Virtually all of the 43 companies surveyed on behalf of GMA said they are enhancing nutritional choices, while 86 percent of 42 companies said they have introduced or reformulated products and sizes. GMA said its survey sample represented about $250 billion in annual U.S. sales, or approximately half of the U.S. food and beverage
Respondents to GMA's survey said they have introduced nutritional improvements in a total of about 4,500 products and sizes since 2002. These average about 30 percent of food and beverage SKUs in the average supermarket. The major changes include saturated fat and trans fat, which have been reduced or eliminated in about 3,000 products and sizes; calorie reduction in 969 products and sizes; sugar and carbohydrate reduction in 903 products and sizes; and vitamin and mineral fortification in 533 products and sizes. Sodium has been reduced in about 376 products and sizes.

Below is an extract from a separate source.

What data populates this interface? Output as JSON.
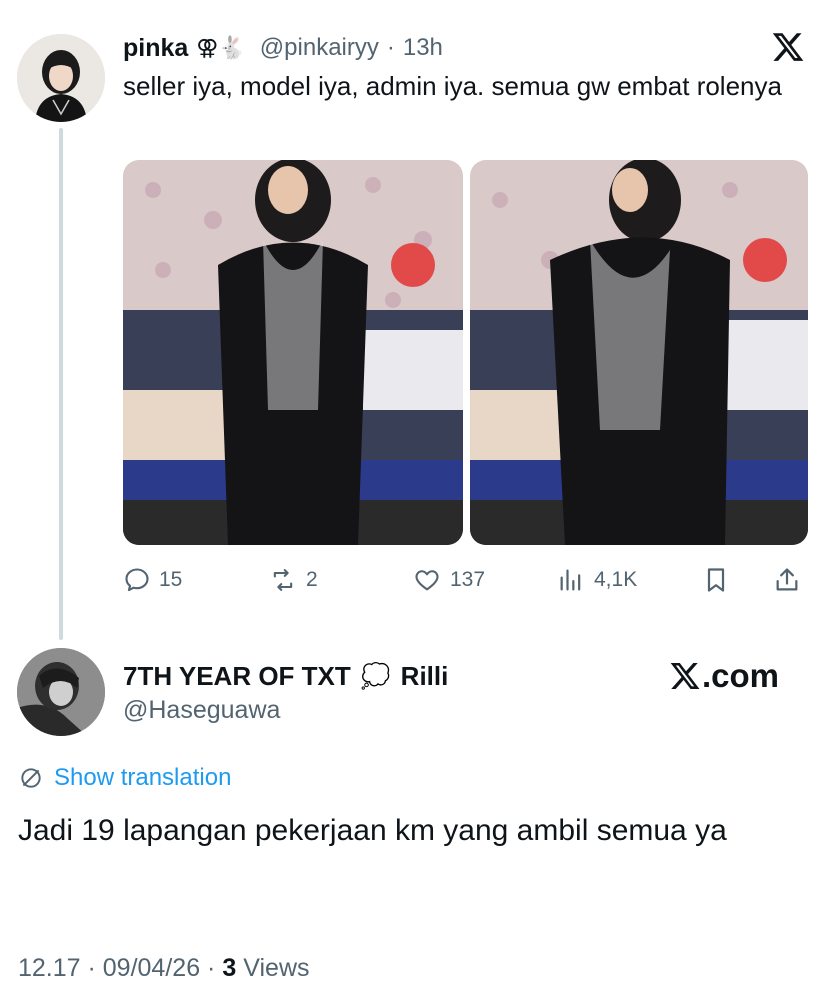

Suppliers are also reducing portion sizes of many products. About half of those surveyed have changed multi-serve packaging or are in the process, while 55 percent have changed single-serve packaging or are in the process. Fifty-six percent have created sizes for kids or are planning to.
The majority of companies surveyed are marketing or planning to market their improved products to get the message out to consumers. Ninety percent of them are conducting and planning healthy lifestyle promotions; 81 percent are putting together customer health promotions in communities; and 74 percent are partnering with public health organizations.
Meanwhile, suppliers are getting the message across on their labels. Eighty-three percent of them have already enhanced label information on a total of 2,749 products.
Finally, look out for MyPyramid promotions. Seventy-three percent of companies surveyed said they're planning to use the government's recently revised healthy eating tool to promote a healthy lifestyle message.